So here it is folks, the award winning coconut pound cake our mom taught us to make. Also, us translating the recipe without her being a phone call away for guidance. Photos included!

Coconut Pound Cake:
1 Cup Oil
1 Cup Sugar
5 Eggs
1 Cup Plain Flour
1 ½ tsps Baking Powder
1 tsp. Salt

1Cup Buttermilk
2 tsps. Coconut Flavoring
1 Can Angel Flake Coconut*

½ Cup Water
1 Cup Sugar
2 tsps. Coconut Flavoring**
Boil water and sugar for one minute, remove from heat & stir in coconut flavoring.

*We’re typing the recipe as it was given to us, however you cannot find a can of coconut flakes. I checked 3 different stores & no luck. Amee swears she’s bought it before but I think she’s crazy. This recipe is very old hence why it calls for a can. No, no can. As I said before mom use to by huge boxes of coconut flakes & just measure out 2 cups, because Mindy says it’s a 16 ounce can & there’s 8 ounces in a cup. So, you can ignore the can, buy a bag & measure out 2 cups. Same thing.
**Yes, you will need a total of 4tsps. It goes in the cake & the sauce. Again, after much debate, we realized this is the way it is suppose to be.

With a blender mix together oil, sugar, combine eggs one at a time, blend until yellow coloring. Sift flour, baking powder & salt. Slowly blend flour mixture, and buttermilk into wet mixture. After well blended, stir coconut flavor and can of coconut into mixture. Grease & flour tube pan. Pour mixture into pan and bake at 350 for one hour. Remove from oven and pour Sauce over.
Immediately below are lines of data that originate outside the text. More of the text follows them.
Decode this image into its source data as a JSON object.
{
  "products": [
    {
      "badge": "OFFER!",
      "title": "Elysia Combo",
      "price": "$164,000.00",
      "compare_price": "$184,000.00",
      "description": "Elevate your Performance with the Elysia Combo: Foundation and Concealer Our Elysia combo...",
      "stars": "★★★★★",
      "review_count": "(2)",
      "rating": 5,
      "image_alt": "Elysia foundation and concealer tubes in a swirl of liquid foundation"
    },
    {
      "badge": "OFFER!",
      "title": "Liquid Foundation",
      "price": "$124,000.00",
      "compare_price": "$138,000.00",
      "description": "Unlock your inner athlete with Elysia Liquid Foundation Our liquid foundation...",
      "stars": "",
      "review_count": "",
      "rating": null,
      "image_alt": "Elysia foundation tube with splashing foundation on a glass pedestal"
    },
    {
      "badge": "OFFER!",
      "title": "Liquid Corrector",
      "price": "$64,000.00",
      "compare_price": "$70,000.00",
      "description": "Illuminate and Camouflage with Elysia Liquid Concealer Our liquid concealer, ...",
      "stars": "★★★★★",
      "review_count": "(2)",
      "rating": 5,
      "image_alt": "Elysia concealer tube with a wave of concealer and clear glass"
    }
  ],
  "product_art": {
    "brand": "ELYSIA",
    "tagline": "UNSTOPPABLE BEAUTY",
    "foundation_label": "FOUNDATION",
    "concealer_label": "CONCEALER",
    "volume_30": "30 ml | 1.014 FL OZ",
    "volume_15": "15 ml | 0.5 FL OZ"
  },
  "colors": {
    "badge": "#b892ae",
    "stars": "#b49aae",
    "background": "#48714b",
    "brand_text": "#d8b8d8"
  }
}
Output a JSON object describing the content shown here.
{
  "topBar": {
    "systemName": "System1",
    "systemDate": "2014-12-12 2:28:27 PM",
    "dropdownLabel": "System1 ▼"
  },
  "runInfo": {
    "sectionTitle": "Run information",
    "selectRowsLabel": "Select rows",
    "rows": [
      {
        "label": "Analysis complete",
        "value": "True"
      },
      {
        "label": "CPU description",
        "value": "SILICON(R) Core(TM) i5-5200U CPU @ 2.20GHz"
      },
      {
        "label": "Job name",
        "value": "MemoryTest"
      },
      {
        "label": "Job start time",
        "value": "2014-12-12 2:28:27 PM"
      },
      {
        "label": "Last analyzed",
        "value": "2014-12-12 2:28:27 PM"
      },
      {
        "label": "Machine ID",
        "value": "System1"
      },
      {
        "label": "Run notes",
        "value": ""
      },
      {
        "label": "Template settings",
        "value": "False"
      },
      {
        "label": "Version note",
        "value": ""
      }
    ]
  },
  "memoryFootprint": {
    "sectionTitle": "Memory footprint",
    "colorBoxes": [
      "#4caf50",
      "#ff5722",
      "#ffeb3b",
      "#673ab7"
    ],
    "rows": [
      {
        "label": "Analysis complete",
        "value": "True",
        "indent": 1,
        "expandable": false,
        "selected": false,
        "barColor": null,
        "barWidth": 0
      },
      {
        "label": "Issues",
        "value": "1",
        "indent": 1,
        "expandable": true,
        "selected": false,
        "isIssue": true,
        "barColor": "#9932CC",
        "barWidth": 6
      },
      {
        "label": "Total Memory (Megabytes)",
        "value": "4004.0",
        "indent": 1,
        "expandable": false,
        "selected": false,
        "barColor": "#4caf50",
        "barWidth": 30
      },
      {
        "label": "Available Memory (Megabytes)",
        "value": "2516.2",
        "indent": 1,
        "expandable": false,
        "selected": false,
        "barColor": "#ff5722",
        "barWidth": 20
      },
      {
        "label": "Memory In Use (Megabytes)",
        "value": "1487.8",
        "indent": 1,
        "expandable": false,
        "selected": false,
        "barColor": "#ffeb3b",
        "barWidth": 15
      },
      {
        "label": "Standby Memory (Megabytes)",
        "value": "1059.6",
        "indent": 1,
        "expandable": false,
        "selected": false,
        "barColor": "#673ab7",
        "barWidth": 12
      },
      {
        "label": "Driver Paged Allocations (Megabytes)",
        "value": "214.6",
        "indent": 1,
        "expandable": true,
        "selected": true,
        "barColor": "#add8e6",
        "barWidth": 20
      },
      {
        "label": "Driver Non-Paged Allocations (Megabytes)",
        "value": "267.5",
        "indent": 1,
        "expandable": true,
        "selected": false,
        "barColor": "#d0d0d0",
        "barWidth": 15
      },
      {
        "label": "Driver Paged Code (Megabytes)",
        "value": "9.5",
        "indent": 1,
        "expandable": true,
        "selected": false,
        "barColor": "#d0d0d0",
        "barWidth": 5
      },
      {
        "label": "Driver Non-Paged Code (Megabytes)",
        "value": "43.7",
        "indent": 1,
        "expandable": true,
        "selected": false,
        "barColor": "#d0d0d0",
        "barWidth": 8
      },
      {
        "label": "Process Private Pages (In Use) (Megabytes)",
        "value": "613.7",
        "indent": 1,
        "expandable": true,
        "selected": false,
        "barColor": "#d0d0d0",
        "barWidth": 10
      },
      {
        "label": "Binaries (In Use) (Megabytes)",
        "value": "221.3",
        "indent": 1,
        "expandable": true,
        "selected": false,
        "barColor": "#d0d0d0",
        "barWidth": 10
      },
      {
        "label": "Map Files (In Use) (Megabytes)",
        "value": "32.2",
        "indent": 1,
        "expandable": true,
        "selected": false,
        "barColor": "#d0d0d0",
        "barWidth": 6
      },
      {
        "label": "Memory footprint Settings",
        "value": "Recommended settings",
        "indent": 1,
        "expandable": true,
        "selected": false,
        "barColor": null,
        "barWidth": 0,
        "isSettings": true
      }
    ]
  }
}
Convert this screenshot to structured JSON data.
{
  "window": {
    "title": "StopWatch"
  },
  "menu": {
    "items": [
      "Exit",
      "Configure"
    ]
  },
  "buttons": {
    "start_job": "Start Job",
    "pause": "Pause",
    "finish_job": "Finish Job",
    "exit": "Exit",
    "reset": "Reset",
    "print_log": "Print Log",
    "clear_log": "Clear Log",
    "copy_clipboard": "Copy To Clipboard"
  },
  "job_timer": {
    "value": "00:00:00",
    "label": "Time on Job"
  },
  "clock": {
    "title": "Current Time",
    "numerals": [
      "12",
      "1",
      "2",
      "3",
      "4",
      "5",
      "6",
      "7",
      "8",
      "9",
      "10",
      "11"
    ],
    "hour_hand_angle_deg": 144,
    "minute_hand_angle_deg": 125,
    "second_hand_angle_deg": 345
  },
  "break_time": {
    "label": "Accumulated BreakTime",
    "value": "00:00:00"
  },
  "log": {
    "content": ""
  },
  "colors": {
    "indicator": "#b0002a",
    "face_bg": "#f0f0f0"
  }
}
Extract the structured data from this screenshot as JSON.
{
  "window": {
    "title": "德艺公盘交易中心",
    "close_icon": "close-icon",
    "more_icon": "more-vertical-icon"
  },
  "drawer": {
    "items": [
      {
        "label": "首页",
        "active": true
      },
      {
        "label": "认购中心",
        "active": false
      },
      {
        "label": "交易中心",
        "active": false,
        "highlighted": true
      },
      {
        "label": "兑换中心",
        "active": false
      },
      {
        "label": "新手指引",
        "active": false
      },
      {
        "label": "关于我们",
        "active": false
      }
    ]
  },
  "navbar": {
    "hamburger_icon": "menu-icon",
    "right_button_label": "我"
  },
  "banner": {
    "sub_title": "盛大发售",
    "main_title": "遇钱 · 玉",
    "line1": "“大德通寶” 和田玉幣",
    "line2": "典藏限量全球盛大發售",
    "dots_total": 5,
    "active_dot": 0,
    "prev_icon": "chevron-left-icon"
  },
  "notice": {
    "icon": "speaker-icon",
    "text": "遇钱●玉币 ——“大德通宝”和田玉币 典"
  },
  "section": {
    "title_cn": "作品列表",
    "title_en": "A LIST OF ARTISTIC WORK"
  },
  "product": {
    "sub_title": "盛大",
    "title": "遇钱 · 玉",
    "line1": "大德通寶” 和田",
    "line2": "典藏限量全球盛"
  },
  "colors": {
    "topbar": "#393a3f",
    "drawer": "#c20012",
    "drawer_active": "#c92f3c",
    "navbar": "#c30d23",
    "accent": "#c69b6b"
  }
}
McGee children tips:
Sift dry ingredients before you do anything else, so it’s ready to go. Make sauce once the cake is out of the oven. It needs to be very hot sauce over very hot cake, and the cake stays in the pan during this step. Also, it’s not in the recipe, but mom always poked holes in the cake with a toothpick before pouring the sauce so it seeps into the cake for maximum flavor. Let cake sit for 30minutes & then flip onto plate the do a double flip onto cake stand (The picture shown shows just one flip. Mindy said it needed a double flip, but Amee & I argued her. After looking at the picture again, Mindy was right. Double flip was how mom always did it. And trust us, it looks so much better.)

Whether with a fork or your hand, enjoy!